Stored records:
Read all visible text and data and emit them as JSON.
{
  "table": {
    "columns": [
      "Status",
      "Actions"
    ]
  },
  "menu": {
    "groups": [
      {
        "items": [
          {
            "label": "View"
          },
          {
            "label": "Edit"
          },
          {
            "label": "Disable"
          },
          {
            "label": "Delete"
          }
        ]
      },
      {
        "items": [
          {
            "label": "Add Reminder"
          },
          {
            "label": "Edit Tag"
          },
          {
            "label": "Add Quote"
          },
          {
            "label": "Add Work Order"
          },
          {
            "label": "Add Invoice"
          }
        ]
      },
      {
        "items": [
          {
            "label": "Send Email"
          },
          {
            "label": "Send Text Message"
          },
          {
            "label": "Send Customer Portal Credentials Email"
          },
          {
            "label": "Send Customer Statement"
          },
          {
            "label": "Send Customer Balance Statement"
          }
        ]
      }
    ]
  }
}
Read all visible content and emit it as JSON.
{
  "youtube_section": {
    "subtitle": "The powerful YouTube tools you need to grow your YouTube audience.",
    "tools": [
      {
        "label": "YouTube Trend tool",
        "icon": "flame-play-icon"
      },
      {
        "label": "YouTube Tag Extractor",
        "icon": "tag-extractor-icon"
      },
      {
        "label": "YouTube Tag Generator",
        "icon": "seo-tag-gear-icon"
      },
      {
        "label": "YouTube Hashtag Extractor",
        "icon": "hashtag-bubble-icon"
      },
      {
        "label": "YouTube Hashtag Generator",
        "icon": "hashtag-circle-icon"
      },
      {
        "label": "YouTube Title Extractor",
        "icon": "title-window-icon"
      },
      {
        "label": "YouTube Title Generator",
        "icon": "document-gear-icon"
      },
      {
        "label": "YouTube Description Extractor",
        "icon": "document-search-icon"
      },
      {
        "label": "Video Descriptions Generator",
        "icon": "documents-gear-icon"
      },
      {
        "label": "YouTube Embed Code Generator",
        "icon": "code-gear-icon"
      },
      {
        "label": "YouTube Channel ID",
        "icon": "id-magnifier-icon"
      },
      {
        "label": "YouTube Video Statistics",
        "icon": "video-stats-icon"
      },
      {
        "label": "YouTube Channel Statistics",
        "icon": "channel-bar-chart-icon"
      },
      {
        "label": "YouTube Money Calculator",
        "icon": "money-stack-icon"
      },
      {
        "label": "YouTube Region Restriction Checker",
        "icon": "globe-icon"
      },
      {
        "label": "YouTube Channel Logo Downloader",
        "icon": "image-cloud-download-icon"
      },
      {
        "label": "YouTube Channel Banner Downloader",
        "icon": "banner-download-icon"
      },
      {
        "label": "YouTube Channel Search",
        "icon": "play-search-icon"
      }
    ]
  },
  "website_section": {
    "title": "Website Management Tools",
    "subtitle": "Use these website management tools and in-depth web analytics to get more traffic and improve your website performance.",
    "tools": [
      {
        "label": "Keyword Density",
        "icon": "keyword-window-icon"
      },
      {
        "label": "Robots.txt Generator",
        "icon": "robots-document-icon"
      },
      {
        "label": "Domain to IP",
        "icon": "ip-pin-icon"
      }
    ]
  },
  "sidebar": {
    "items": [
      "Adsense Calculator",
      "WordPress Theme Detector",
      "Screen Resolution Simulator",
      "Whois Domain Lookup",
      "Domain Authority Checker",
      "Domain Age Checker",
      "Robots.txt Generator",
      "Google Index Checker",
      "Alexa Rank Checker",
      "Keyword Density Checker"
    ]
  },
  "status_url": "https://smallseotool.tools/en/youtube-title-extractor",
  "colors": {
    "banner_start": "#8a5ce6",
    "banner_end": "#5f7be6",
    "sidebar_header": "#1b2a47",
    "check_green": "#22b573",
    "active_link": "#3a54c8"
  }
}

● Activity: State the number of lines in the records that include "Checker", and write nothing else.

● Result of this exercise: 6